Published online Aug 27, 2019. doi: 10.4240/wjgs.v11.i8.348
Peer-review started: June 19, 2019
First decision: August 2, 2019
Revised: August 9, 2019
Accepted: August 13, 2019
Article in press: August 13, 2019
Published online: August 27, 2019
Solitary fibrous tumor of the liver (SFTL) is a rare occurrence with a low number of cases reported in literature. SFTL is usually benign but, 10%-20% cases are reported to be malignant with a tendency to metastasize. The majority of malignant SFTL cases are associated with a paraneoplastic hypoglycaemia defined as Doege-Potter syndrome. Surgery is the best therapeutic treatment, however, long- life follow-up is recommended.
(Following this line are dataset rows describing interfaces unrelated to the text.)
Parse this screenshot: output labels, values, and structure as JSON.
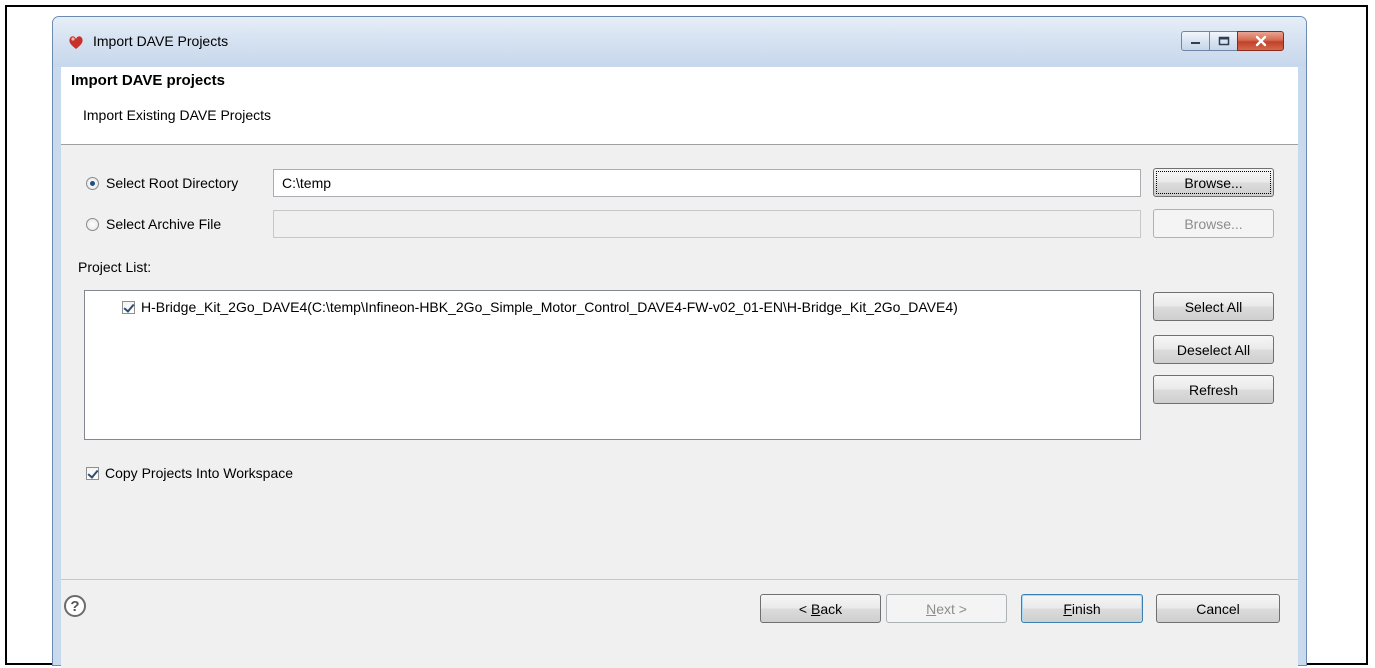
{
  "window": {
    "title": "Import DAVE Projects",
    "icons": {
      "app": "dave-app-icon",
      "minimize": "minimize-icon",
      "maximize": "maximize-icon",
      "close": "close-icon"
    },
    "colors": {
      "close_button": "#c7452c",
      "titlebar": "#d3e0f0"
    }
  },
  "header": {
    "title": "Import DAVE projects",
    "description": "Import Existing DAVE Projects"
  },
  "source": {
    "root_directory": {
      "label": "Select Root Directory",
      "selected": true,
      "value": "C:\\temp",
      "browse_label": "Browse..."
    },
    "archive_file": {
      "label": "Select Archive File",
      "selected": false,
      "value": "",
      "browse_label": "Browse..."
    }
  },
  "project_list": {
    "label": "Project List:",
    "items": [
      {
        "checked": true,
        "text": "H-Bridge_Kit_2Go_DAVE4(C:\\temp\\Infineon-HBK_2Go_Simple_Motor_Control_DAVE4-FW-v02_01-EN\\H-Bridge_Kit_2Go_DAVE4)"
      }
    ],
    "buttons": {
      "select_all": "Select All",
      "deselect_all": "Deselect All",
      "refresh": "Refresh"
    }
  },
  "options": {
    "copy_into_workspace": {
      "label": "Copy Projects Into Workspace",
      "checked": true
    }
  },
  "footer": {
    "help_icon": "help-icon",
    "help_glyph": "?",
    "back": {
      "prefix": "< ",
      "mnemonic": "B",
      "rest": "ack"
    },
    "next": {
      "mnemonic": "N",
      "rest": "ext >"
    },
    "finish": {
      "mnemonic": "F",
      "rest": "inish"
    },
    "cancel": "Cancel"
  }
}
A 74-year-old man, was admitted to the emergency department after a syncopal episode with detection of hypoglycaemia resistant to medical treatment. The computed tomography revealed a solid mass measuring 15 cm of the left liver. An open left hepatectomy was performed with complete resection of tumor. Histopathological analyses confirmed a malignant SFTL.
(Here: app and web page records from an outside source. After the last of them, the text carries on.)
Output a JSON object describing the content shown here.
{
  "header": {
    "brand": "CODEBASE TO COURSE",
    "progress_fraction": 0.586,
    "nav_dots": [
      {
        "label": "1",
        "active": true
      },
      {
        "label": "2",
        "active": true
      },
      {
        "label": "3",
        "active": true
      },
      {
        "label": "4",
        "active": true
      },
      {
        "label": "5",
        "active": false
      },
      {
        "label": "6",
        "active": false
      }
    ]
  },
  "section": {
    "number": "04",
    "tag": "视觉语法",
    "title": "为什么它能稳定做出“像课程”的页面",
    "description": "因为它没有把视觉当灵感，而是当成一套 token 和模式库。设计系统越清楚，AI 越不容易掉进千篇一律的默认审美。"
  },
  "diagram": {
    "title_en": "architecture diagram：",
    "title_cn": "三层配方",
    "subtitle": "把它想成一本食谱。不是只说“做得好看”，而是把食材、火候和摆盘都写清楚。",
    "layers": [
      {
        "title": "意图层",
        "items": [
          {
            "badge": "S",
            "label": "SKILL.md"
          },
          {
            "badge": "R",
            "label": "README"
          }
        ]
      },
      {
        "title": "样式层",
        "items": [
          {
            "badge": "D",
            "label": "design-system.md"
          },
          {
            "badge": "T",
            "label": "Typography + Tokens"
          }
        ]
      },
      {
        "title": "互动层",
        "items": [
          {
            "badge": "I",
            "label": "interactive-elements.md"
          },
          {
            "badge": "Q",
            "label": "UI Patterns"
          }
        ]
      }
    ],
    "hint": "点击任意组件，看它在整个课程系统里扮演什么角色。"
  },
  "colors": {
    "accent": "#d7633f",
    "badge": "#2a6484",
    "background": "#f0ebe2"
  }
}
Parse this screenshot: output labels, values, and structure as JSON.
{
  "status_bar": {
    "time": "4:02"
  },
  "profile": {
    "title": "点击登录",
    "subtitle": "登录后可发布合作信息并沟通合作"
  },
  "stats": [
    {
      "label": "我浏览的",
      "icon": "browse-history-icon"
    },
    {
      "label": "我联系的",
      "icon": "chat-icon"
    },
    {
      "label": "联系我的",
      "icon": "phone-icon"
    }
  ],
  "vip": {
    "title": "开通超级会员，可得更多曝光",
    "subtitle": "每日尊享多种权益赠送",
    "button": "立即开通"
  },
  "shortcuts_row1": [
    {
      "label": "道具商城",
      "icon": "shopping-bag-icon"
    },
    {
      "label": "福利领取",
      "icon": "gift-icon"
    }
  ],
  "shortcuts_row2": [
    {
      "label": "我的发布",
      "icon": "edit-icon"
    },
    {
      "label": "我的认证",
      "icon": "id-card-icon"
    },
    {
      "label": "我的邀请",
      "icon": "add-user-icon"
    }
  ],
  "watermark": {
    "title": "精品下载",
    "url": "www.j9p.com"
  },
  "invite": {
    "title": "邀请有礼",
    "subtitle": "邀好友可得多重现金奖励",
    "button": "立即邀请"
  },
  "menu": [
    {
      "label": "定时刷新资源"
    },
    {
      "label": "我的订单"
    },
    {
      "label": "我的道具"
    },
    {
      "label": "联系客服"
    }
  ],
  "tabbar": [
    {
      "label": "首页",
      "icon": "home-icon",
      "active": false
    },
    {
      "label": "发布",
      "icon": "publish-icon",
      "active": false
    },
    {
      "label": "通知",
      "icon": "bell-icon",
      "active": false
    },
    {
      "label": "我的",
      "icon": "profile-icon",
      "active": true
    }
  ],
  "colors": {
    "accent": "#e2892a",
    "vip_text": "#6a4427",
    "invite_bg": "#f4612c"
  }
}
Large series with long-term follow-up have not been published neither have clinical trials been undertaken. Consequently, the methodical long-term follow-up of surgically treated SFTLs is strongly recommended.
Core tip: Solitary fibrous tumors (SFTs) are rare mesenchymal tumors first described in 1931 by Klemperer and Rabin. Usually, SFTs are benign, but 10%-20% of them are reported to be malignant with a tendency to metastasize. At present, 22 cases of liver malignant SFTs, including our patient, have been reported in literature. Some cases are associated with a paraneoplastic hypoglycaemia definied as Doege-Potter syndrome. Surgery is the best therapeutic modality and prolongs life, but also improves the clinical characteristics associated with Doege-Potter syndrome if present. Longlife follow-up is recommended.